* **DATA FOR THE TASK**

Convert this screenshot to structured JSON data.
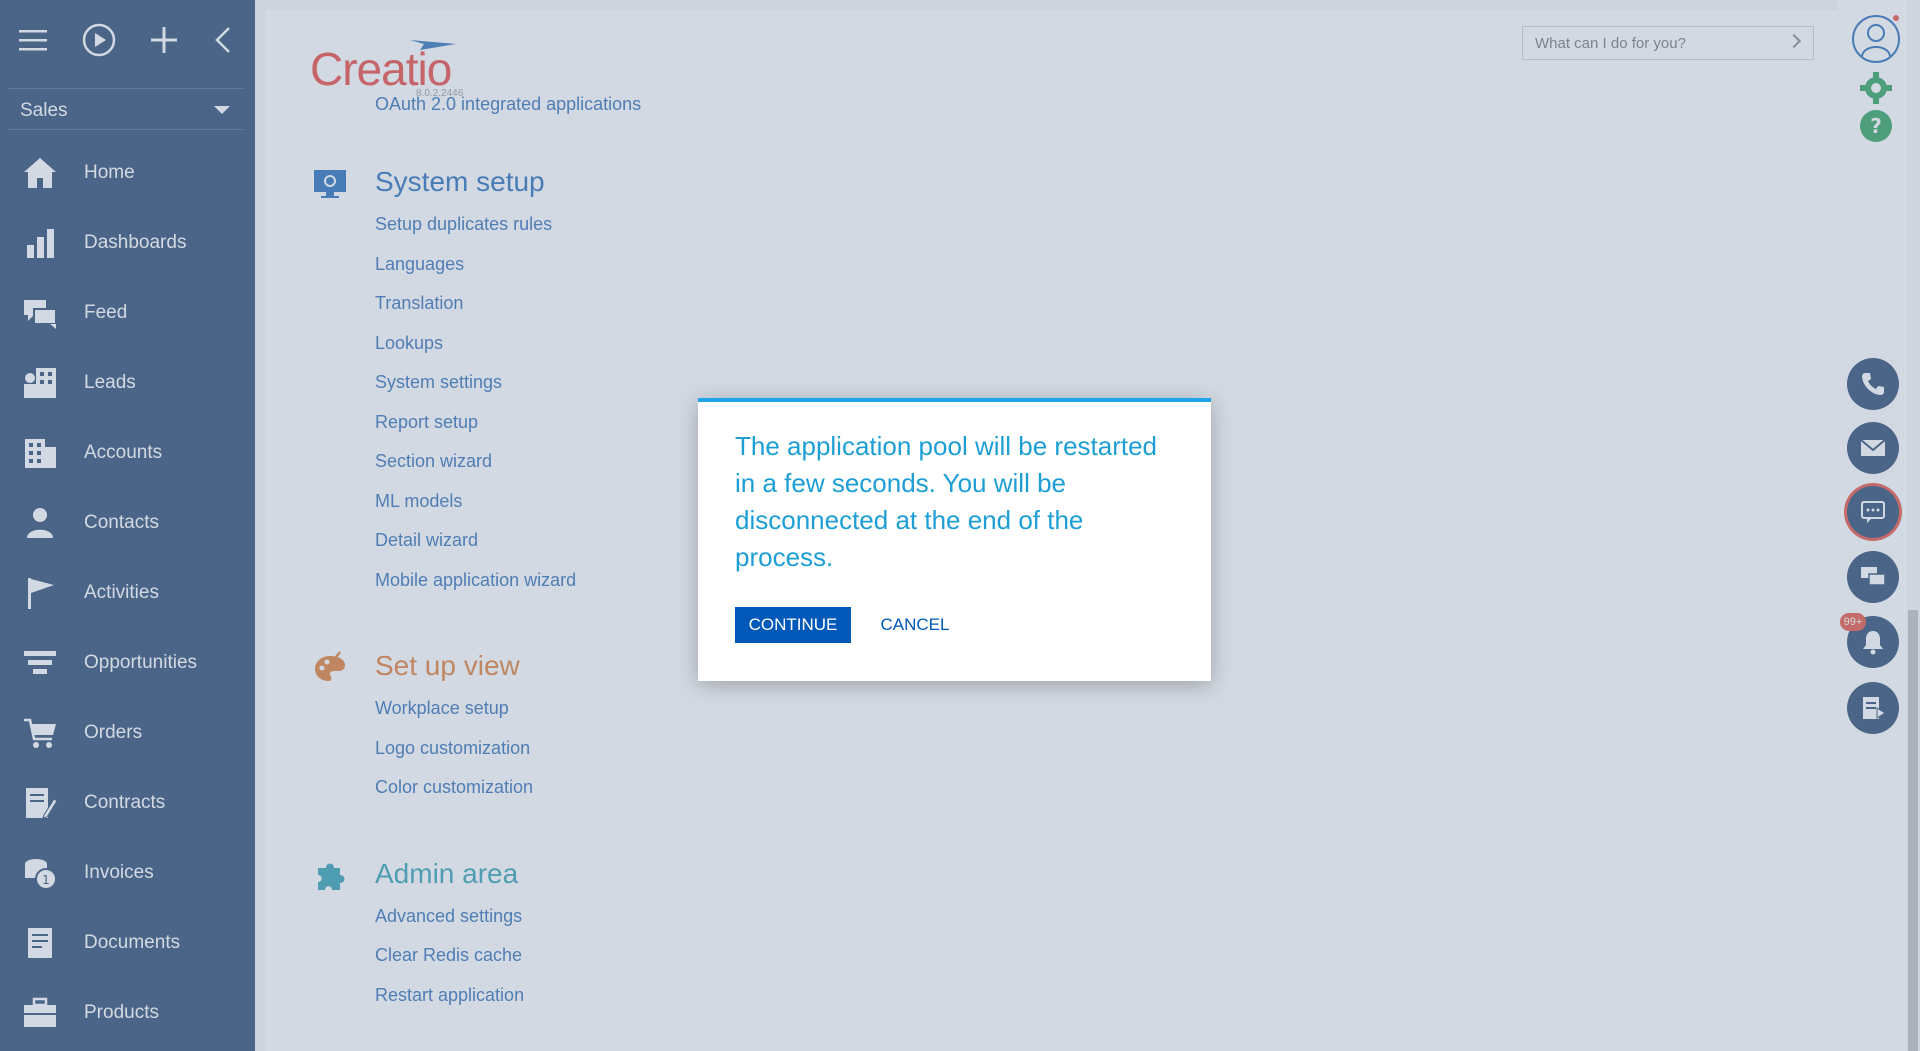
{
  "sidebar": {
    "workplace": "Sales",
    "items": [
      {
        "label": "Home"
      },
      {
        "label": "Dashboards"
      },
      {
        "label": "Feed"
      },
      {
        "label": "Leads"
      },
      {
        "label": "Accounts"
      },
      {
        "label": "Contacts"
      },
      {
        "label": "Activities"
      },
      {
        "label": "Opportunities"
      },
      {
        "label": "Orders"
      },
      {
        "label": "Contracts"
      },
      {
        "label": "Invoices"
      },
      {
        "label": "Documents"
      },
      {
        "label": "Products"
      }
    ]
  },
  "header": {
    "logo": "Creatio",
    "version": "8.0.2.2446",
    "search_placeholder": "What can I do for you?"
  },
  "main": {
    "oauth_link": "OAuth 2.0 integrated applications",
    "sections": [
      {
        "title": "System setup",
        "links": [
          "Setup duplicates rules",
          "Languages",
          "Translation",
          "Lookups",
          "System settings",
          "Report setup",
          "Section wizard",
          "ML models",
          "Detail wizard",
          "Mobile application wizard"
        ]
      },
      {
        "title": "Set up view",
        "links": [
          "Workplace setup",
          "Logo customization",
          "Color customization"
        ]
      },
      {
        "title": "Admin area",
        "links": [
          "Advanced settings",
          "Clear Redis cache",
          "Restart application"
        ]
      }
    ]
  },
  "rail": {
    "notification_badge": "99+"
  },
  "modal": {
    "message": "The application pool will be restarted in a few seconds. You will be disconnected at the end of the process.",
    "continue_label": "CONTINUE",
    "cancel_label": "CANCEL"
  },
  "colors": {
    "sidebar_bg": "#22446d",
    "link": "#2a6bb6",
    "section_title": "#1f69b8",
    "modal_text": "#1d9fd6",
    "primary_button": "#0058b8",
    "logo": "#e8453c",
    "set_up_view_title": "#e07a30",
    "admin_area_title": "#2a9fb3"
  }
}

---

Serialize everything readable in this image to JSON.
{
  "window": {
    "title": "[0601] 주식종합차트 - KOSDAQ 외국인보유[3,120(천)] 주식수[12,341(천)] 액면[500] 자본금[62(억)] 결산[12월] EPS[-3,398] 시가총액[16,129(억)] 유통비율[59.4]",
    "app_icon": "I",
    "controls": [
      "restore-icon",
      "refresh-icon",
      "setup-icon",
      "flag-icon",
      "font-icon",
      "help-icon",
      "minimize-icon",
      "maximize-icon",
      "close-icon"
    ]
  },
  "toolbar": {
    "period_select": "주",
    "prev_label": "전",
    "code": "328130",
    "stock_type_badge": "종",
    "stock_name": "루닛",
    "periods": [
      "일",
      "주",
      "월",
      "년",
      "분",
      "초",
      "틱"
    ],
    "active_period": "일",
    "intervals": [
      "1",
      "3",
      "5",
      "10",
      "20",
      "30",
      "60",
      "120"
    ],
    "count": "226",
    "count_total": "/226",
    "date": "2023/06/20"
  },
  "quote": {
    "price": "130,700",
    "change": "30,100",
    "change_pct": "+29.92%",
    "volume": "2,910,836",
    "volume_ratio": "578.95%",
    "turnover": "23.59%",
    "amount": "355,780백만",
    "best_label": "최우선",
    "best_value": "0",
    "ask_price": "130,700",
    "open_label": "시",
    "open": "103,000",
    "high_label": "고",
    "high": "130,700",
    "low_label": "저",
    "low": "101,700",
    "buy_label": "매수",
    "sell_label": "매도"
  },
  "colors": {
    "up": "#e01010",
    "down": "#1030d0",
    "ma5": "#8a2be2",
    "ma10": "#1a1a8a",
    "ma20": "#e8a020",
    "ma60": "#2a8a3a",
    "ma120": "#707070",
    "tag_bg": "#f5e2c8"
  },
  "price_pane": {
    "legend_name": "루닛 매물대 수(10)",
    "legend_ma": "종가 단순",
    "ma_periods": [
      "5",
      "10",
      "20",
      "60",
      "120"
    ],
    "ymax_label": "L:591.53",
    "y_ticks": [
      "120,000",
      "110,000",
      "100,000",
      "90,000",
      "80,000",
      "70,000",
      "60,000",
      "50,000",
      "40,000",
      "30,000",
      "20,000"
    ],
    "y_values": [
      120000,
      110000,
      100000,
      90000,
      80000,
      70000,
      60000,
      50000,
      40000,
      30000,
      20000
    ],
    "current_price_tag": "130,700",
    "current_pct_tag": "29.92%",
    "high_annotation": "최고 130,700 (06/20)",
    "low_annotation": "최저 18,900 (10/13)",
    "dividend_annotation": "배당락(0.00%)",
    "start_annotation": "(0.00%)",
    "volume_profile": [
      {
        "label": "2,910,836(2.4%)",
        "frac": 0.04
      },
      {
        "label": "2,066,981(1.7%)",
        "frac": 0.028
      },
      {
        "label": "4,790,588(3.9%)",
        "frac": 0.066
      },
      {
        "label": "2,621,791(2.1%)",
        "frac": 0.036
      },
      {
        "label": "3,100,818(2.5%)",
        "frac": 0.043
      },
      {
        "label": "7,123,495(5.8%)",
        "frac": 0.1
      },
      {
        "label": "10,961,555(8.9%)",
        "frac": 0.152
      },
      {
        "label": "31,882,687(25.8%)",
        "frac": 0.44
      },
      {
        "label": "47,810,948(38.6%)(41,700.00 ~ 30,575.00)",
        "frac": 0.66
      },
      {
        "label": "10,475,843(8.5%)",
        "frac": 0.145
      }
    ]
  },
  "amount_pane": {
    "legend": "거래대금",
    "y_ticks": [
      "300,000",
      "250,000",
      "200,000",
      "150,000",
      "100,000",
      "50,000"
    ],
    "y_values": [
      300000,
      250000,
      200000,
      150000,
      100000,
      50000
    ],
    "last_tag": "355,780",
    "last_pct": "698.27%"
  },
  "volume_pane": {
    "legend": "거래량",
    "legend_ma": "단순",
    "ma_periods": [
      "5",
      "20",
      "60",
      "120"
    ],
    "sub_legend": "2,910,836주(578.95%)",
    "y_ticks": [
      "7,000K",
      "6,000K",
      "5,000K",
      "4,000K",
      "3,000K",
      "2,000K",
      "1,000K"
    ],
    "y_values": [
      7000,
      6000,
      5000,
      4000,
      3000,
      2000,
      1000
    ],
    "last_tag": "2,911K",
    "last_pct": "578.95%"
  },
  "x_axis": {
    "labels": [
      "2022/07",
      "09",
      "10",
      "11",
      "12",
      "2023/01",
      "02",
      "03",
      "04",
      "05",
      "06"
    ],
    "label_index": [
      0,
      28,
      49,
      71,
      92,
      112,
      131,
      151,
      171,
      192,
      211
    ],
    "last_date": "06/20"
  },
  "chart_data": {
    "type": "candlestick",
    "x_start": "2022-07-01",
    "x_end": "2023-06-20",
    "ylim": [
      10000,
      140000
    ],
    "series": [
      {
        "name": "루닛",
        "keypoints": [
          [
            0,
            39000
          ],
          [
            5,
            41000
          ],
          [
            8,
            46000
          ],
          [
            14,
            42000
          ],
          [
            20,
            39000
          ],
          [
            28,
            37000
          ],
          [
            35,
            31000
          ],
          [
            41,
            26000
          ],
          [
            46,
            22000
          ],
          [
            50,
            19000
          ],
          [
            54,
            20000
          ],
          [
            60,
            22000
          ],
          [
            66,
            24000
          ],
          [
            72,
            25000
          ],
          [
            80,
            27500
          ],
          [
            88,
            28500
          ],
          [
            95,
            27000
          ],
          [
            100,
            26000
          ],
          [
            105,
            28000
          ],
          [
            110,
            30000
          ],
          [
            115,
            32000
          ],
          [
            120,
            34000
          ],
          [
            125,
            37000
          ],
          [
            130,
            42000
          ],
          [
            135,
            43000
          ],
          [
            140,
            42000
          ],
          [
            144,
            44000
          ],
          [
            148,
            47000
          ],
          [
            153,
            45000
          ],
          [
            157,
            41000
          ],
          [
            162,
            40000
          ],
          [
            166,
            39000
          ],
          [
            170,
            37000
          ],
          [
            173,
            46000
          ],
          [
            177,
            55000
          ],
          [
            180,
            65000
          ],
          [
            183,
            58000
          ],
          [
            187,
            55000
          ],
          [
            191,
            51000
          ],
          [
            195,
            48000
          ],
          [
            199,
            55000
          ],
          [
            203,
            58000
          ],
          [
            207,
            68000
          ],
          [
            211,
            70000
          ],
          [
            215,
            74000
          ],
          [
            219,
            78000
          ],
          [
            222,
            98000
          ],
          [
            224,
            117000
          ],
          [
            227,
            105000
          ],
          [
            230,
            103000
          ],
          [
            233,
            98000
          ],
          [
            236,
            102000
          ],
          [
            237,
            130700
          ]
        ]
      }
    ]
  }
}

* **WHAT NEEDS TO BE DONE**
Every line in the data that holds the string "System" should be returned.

* **EXERCISE ANSWER**
        "title": "System setup",
          "System settings",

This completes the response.